California saw a net loss of 625,000 residents from 2007-2014, and 469,800 of those people did not have a bachelor's degree. The vast majority earned less than $30,000 a year, lured away to cheaper states like Texas, Nevada and Oregon.
California’s high housing costs are becoming a bigger problem for the state’s employers, said the study’s lead author, economist Chris Thornberg.
“We do need to have an economy that’s welcoming to all different kinds of folks, not just the most well-heeled,” said Thornberg.
But while lower-income people leave, there’s been a net increase of 52,700 residents making over $50,000 a year who have a bachelor's degree. However, as Thornberg knows from personal experience, even those making relatively high wages have trouble affording housing in Southern California.
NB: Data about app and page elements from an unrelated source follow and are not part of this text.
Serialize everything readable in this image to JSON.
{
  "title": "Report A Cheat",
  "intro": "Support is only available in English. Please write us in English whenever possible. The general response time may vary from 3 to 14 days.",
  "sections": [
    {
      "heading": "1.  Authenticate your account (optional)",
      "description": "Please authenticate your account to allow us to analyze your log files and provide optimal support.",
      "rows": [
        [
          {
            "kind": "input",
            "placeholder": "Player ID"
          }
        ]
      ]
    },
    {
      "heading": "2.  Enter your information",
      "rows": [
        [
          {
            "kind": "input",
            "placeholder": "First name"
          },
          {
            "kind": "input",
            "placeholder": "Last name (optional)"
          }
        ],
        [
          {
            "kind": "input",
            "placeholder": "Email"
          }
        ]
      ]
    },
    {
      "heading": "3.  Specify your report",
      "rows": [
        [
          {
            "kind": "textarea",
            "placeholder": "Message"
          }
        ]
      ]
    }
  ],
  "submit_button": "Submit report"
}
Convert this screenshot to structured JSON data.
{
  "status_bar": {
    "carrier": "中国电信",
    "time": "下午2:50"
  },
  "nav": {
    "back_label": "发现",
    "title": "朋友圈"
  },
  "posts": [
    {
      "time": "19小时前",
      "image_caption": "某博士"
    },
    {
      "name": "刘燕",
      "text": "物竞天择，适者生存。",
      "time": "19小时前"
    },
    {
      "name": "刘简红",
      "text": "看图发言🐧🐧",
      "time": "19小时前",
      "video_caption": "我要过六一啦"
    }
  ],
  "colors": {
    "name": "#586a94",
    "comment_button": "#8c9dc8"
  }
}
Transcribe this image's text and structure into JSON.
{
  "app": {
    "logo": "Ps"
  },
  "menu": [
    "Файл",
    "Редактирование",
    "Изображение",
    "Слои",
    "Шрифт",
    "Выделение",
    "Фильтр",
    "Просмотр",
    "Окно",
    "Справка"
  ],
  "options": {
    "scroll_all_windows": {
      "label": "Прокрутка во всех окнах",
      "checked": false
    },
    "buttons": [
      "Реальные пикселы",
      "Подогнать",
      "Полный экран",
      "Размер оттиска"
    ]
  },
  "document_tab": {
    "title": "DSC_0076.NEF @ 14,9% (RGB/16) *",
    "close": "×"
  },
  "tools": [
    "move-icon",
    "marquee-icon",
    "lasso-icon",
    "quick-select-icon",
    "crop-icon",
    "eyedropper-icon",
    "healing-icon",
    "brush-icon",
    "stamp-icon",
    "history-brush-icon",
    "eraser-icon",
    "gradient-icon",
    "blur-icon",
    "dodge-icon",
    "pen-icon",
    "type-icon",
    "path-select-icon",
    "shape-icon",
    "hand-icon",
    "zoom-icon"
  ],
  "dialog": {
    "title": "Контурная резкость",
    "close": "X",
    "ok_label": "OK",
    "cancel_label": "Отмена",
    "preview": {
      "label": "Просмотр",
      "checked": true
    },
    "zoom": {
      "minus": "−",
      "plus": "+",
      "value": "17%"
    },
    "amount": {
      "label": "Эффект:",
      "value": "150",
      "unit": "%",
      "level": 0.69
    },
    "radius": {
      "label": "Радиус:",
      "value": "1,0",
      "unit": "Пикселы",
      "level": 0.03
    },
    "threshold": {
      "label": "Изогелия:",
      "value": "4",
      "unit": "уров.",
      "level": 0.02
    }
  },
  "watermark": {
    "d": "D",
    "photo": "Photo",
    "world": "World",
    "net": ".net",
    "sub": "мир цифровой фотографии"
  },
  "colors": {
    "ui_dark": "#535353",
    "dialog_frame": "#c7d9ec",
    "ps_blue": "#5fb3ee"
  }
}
“I’m paying some of my master’s students $75,000 to $80,000 a year, and these guys don’t have a prayer of buying a house in West L.A.,” said Thornberg.
Housing prices are only expected to rise the next couple of years, according to the UCLA Anderson Forecast.
The good news is employment growth has been strong, with California seeing some of the highest rates of post-recession job growth in the nation.
“California has an employment boom with a housing problem,” said Thornberg.
The report notes that people in California spend more of their income on housing than anywhere else in the country.